“In January 1968, Johnny Cash was at a crossroads. His music career, in a slow decline for several years, was in need of a smash hit. He had recently straightened out his personal life, and leadership changes at his record label meant he was able to finally convince them of the merits of a live recording in a prison setting,” said museum curator Angela McCleaf. “This connection developed with prisoners during these concerts had made him increasingly sympathetic to those he would later call ‘the downtrodden.’”
When it came to musicianship behind bars, Bell County had its own special brand.
The Rev. J.L. “Sin Killer” Griffin, a black evangelist, served as chaplain to African-American inmates in the Texas prison system in the 1930s and traveled throughout Texas leading revivals in the late 1800s and early 1900s. Temple was one of his favorite stops, where both whites and blacks were welcome to worship together under the same tent. His preaching was part sing-song, part rapping, part preaching. However it’s defined, his brimstone-lobbing sermons were pure stagecraft. He started in a slow, low voice for about 15 minutes. Then after a few musical numbers, he returned again with rising crescendos until he had the crowd pleading for salvation.
In 1895, when he held a tent revival in Belton, the sheriff invited him to preach at the jail. “I keep a watch on the jailer for fear he’ll get too far away with the keys, but I think it’s right to preach to them people. … We must preach the truth. This is what I do.” No black man had been treated with such deference and respect, he added, describing his sojourn in Belton.
If musicians couldn’t go to prisons, the prison musicians found ways to entertain the public.
A favorite at the Central Texas Fair in the 1940s and 1950s was the eight-piece Goree All Girl String Band, one of the most popular all-female country and western groups in the nation.
The Goree Girls got their band name from Huntsville’s Goree Unit, which was Texas’ only women’s penitentiary at the time. The women prisoners, who were serving time for everything from murder to cattle rustling, spent their days at the Goree State Farm working in the fields, tending to the henhouse or sewing garments and bedding for the entire Huntsville prison system.
They became so popular that a Fort Worth radio station broadcast “Thirty Minutes Behind the Walls,” a weekly program showcasing the stories and talents of prisoners in the Huntsville system. The Goree Girls also frequently played rodeos and fairs in Milam County.

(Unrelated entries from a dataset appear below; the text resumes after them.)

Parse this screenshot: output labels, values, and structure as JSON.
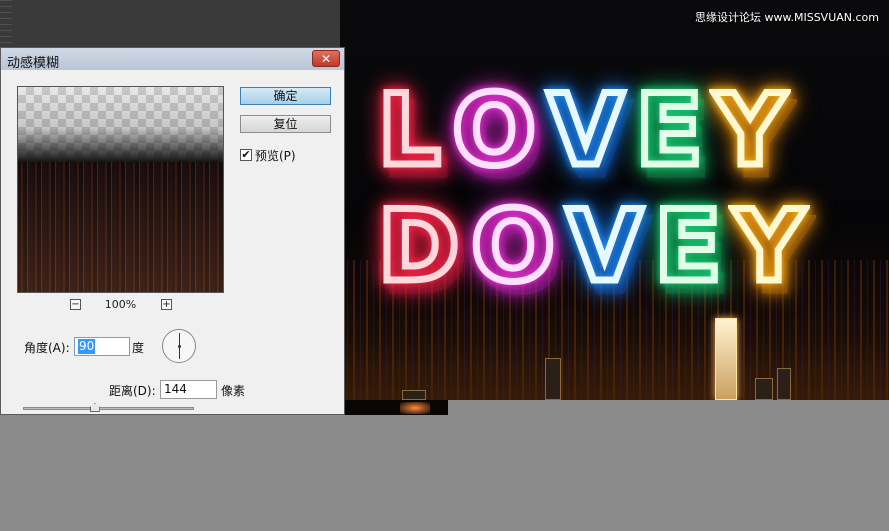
{
  "dialog": {
    "title": "动感模糊",
    "close_label": "✕",
    "ok_label": "确定",
    "reset_label": "复位",
    "preview_label": "预览(P)",
    "preview_checked": true,
    "zoom": {
      "minus": "−",
      "level": "100%",
      "plus": "+"
    },
    "angle": {
      "label": "角度(A):",
      "value": "90",
      "unit": "度"
    },
    "distance": {
      "label": "距离(D):",
      "value": "144",
      "unit": "像素",
      "slider_fraction": 0.42
    }
  },
  "canvas": {
    "watermark": "思缘设计论坛 www.MISSVUAN.com",
    "line1": [
      "L",
      "O",
      "V",
      "E",
      "Y"
    ],
    "line2": [
      "D",
      "O",
      "V",
      "E",
      "Y"
    ],
    "colors": {
      "red": "#ff2a48",
      "pink": "#e040d0",
      "blue": "#2a8cff",
      "green": "#20d070",
      "yellow": "#ffb020"
    }
  }
}
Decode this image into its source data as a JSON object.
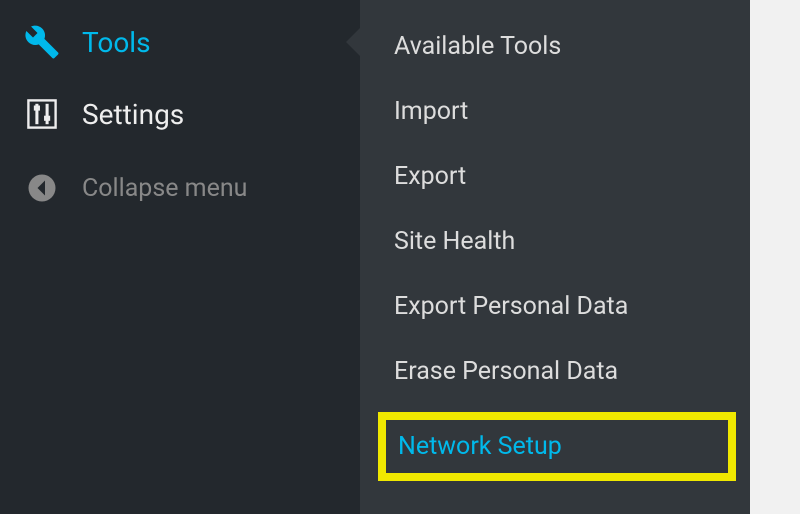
{
  "colors": {
    "accent": "#00b9eb",
    "sidebar_bg": "#23282d",
    "submenu_bg": "#32373c",
    "highlight_border": "#f0e800"
  },
  "sidebar": {
    "items": [
      {
        "label": "Tools",
        "icon": "wrench-icon",
        "active": true
      },
      {
        "label": "Settings",
        "icon": "sliders-icon",
        "active": false
      }
    ],
    "collapse_label": "Collapse menu"
  },
  "submenu": {
    "items": [
      {
        "label": "Available Tools"
      },
      {
        "label": "Import"
      },
      {
        "label": "Export"
      },
      {
        "label": "Site Health"
      },
      {
        "label": "Export Personal Data"
      },
      {
        "label": "Erase Personal Data"
      },
      {
        "label": "Network Setup",
        "highlighted": true
      }
    ]
  }
}
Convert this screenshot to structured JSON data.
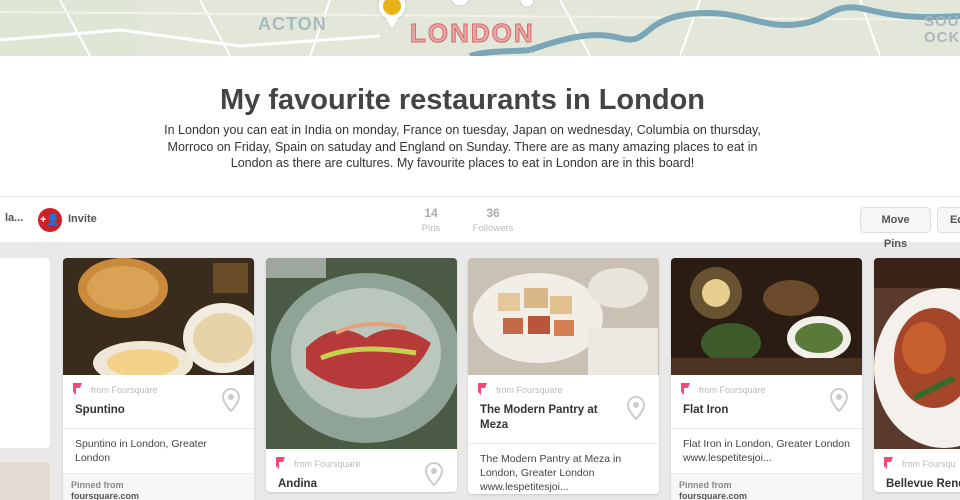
{
  "map": {
    "labels": {
      "acton": "ACTON",
      "london": "LONDON",
      "south_1": "SOU",
      "south_2": "OCKE"
    },
    "colors": {
      "land": "#e3e7da",
      "river": "#7aa6b8",
      "roads": "#ffffff",
      "park": "#cfdcc4"
    }
  },
  "board": {
    "title": "My favourite restaurants in London",
    "description": "In London you can eat in India on monday, France on tuesday, Japan on wednesday, Columbia on thursday, Morroco on Friday, Spain on satuday and England on Sunday. There are as many amazing places to eat in London as there are cultures. My favourite places to eat in London are in this board!"
  },
  "action_bar": {
    "owner_label": "la...",
    "invite_icon": "+👤",
    "invite_label": "Invite",
    "pins_count": "14",
    "pins_label": "Pins",
    "followers_count": "36",
    "followers_label": "Followers",
    "move_pins_label": "Move Pins",
    "edit_label": "Ed"
  },
  "pins": [
    {
      "source": "from Foursquare",
      "name": "Spuntino",
      "description": "Spuntino in London, Greater London",
      "pinned_from": "Pinned from",
      "site": "foursquare.com"
    },
    {
      "source": "from Foursquare",
      "name": "Andina",
      "description": "",
      "pinned_from": "",
      "site": ""
    },
    {
      "source": "from Foursquare",
      "name": "The Modern Pantry at Meza",
      "description": "The Modern Pantry at Meza in London, Greater London www.lespetitesjoi...",
      "pinned_from": "",
      "site": ""
    },
    {
      "source": "from Foursquare",
      "name": "Flat Iron",
      "description": "Flat Iron in London, Greater London www.lespetitesjoi...",
      "pinned_from": "Pinned from",
      "site": "foursquare.com"
    },
    {
      "source": "from Foursqu",
      "name": "Bellevue Rend",
      "description": "",
      "pinned_from": "",
      "site": ""
    }
  ],
  "colors": {
    "brand_red": "#cb2027",
    "foursquare_pink": "#f94877",
    "text_dark": "#333333",
    "muted": "#aaaaaa"
  }
}
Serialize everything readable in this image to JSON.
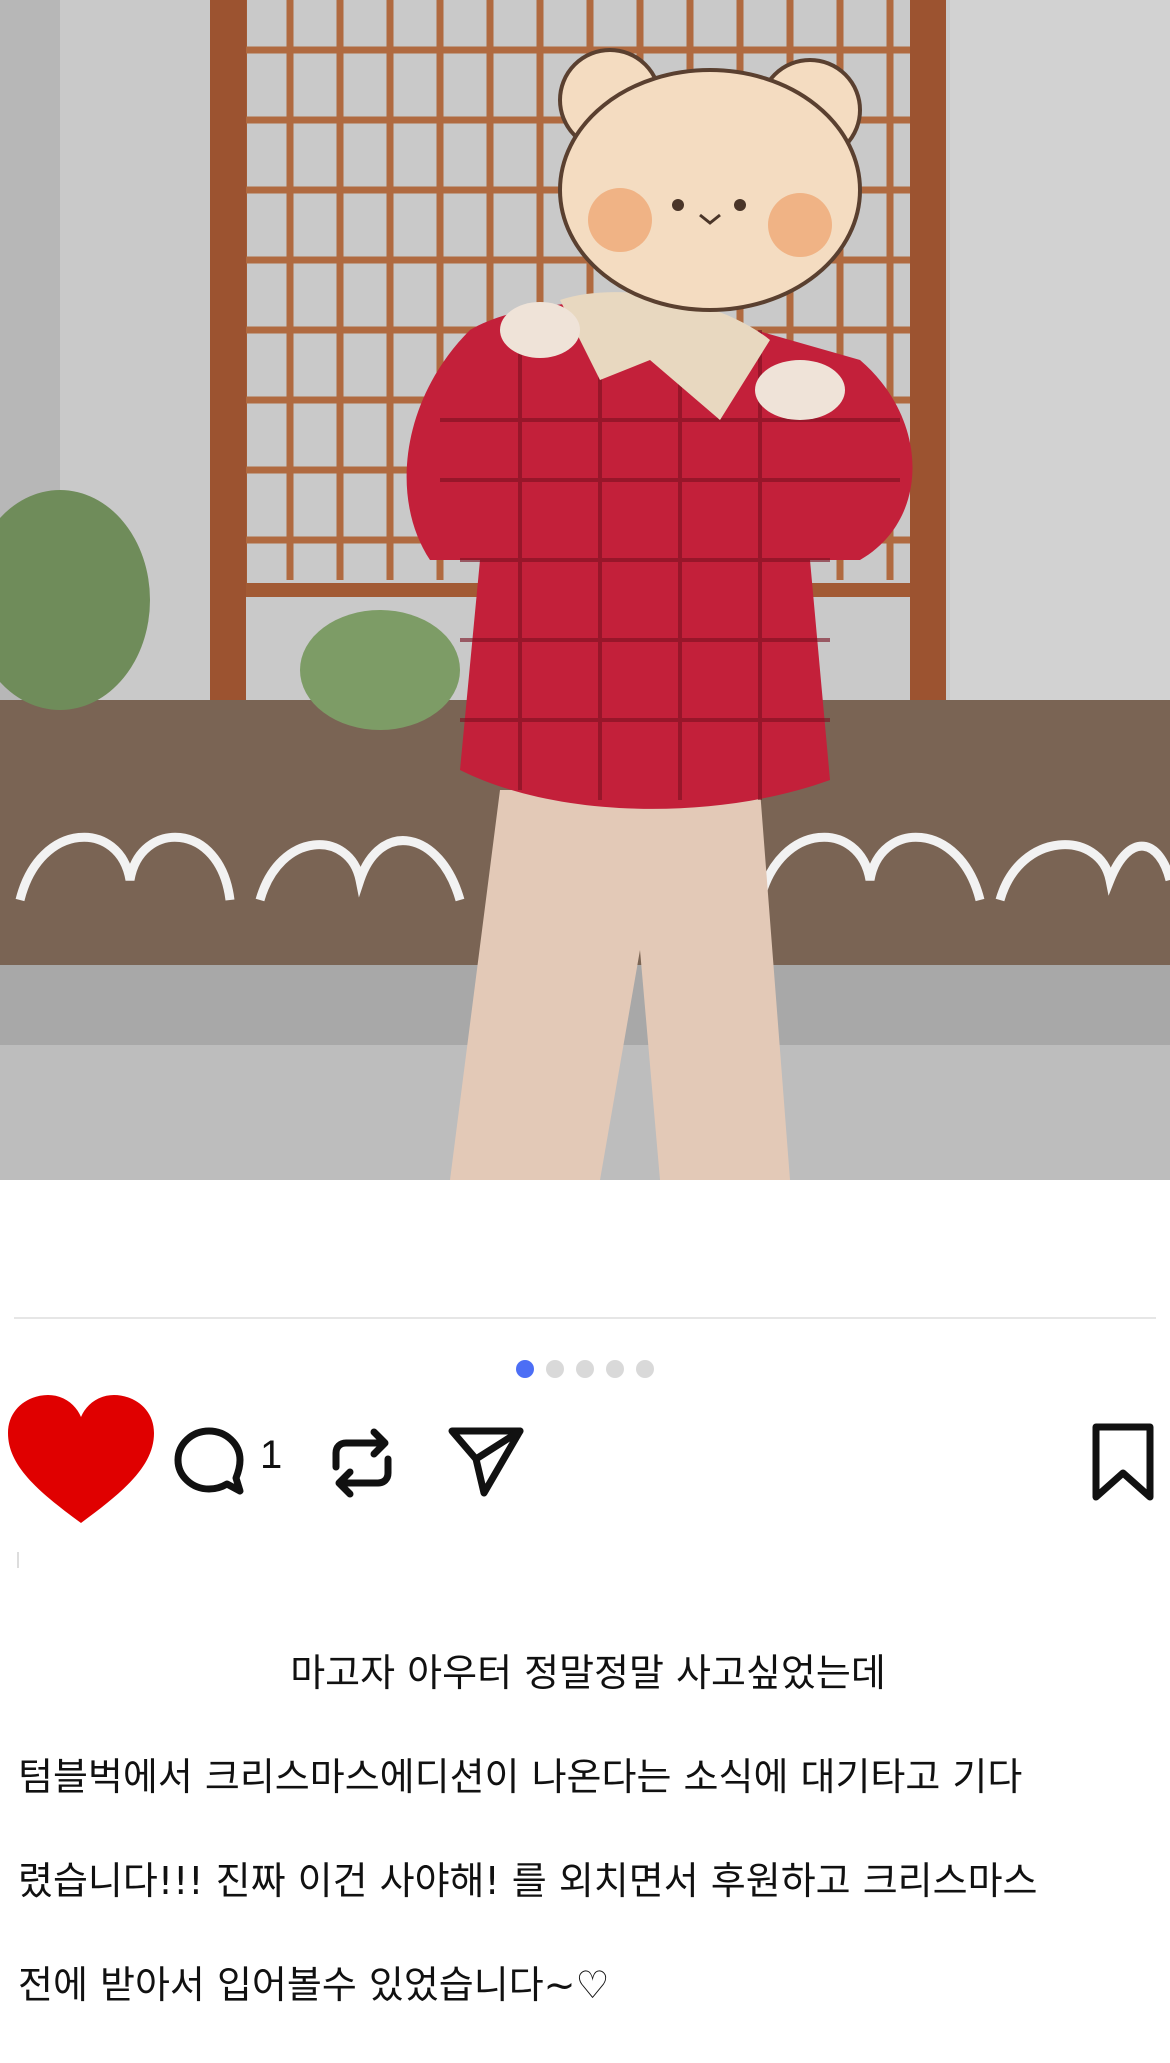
{
  "post": {
    "comment_count": "1",
    "carousel": {
      "total": 5,
      "active": 0
    },
    "caption_lines": [
      "마고자 아우터 정말정말 사고싶었는데",
      "텀블벅에서 크리스마스에디션이 나온다는 소식에 대기타고 기다",
      "렸습니다!!! 진짜 이건 사야해! 를 외치면서 후원하고 크리스마스",
      "전에 받아서 입어볼수 있었습니다~♡"
    ]
  },
  "icons": {
    "like": "heart-filled-icon",
    "comment": "speech-bubble-icon",
    "repost": "repost-arrows-icon",
    "share": "paper-plane-icon",
    "save": "bookmark-icon"
  },
  "colors": {
    "like": "#e00000",
    "active_dot": "#4c6ef5",
    "inactive_dot": "#d9d9d9"
  }
}
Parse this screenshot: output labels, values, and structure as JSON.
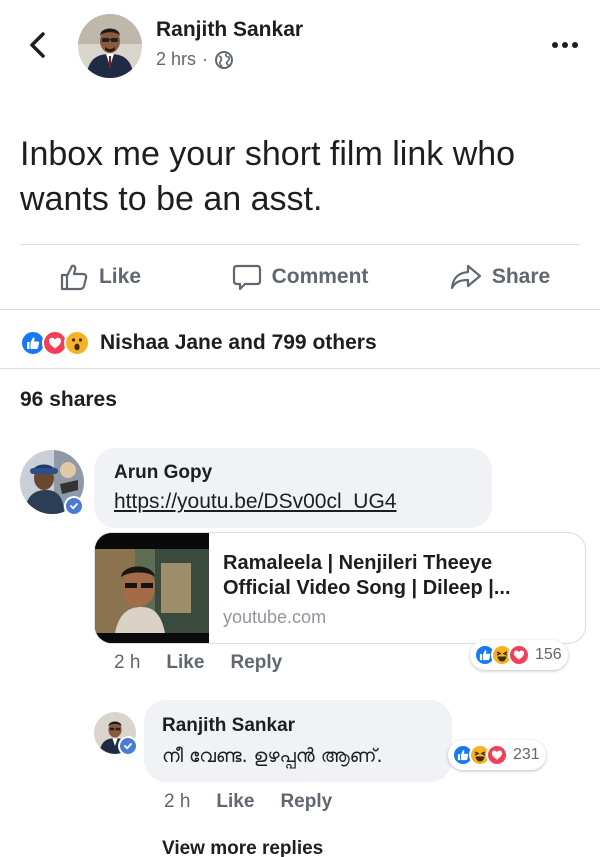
{
  "post": {
    "author": "Ranjith Sankar",
    "time": "2 hrs",
    "separator": "·",
    "text": "Inbox me your short film link who wants to be an asst."
  },
  "actions": {
    "like": "Like",
    "comment": "Comment",
    "share": "Share"
  },
  "reactions": {
    "summary": "Nishaa Jane and 799 others",
    "icons": [
      "like-icon",
      "love-icon",
      "wow-icon"
    ]
  },
  "shares": "96 shares",
  "comments": [
    {
      "author": "Arun Gopy",
      "link": "https://youtu.be/DSv00cl_UG4",
      "preview": {
        "title_line1": "Ramaleela | Nenjileri Theeye",
        "title_line2": "Official Video Song | Dileep |...",
        "domain": "youtube.com"
      },
      "time": "2 h",
      "like": "Like",
      "reply": "Reply",
      "reaction_count": "156",
      "reaction_icons": [
        "like-icon",
        "haha-icon",
        "love-icon"
      ]
    }
  ],
  "reply": {
    "author": "Ranjith Sankar",
    "text": "നീ വേണ്ട. ഉഴപ്പൻ ആണ്.",
    "time": "2 h",
    "like": "Like",
    "reply": "Reply",
    "reaction_count": "231",
    "reaction_icons": [
      "like-icon",
      "haha-icon",
      "love-icon"
    ]
  },
  "view_more": "View more replies",
  "colors": {
    "like_blue": "#1877f2",
    "love_red": "#f33e58",
    "haha_yellow": "#f7b125",
    "text_secondary": "#606770",
    "bubble_bg": "#f0f2f5"
  }
}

During the Great Depression, male prisoners at the Eastham Unit, located in a section of unincorporated Houston County in east Texas, formed the Eastham Farm Prison Swingsters.
Whether they were talented musicians or popular because of their felonious reputations is not clear.
Like the prison rodeos that drew large, appreciative audiences, the incarcerated performers carried the message that they were not forgotten and that they still had a sense of humor about their situation. The crowds would applaud vigorously when they sang their most popular rendition of “Please Release Me.”
It was during this period, from April 1930 to May 1932, that Clyde Barrow, later ringleader of the infamous Bonnie and Clyde criminal gang, spent his first-ever period of incarceration for burglary and auto theft in Eastham. There was no proof he had any other talent besides robbing banks and killing.
Another popular prison music group was the Cotton Pickers’ Glee Club, a choir composed of African-American inmates who also sang at the Huntsville Prison Rodeo and performed as rodeo clowns.
A full-page story in the October 1921 issue of the Temple Daily Telegram extensively reported that inventor Thomas Alva Edison, the inventor of the phonograph and reputed “father of the music business,” was attempting to scientifically prove that music had the power to cure various diseases from cancer to dandruff. Similarly, it could also “cure” convicts of their aberrant behavior.
Whether singer Cash “cured” anyone at Folsom is uncertain. What is certain is that the prison crowd connected with the performers on a personal level. Notable for capturing Cash’s ability to connect with his audience, the recordings crackled with the excitement of an adoring crowd.
The photos on exhibit at the Railroad and Heritage Museum prove that.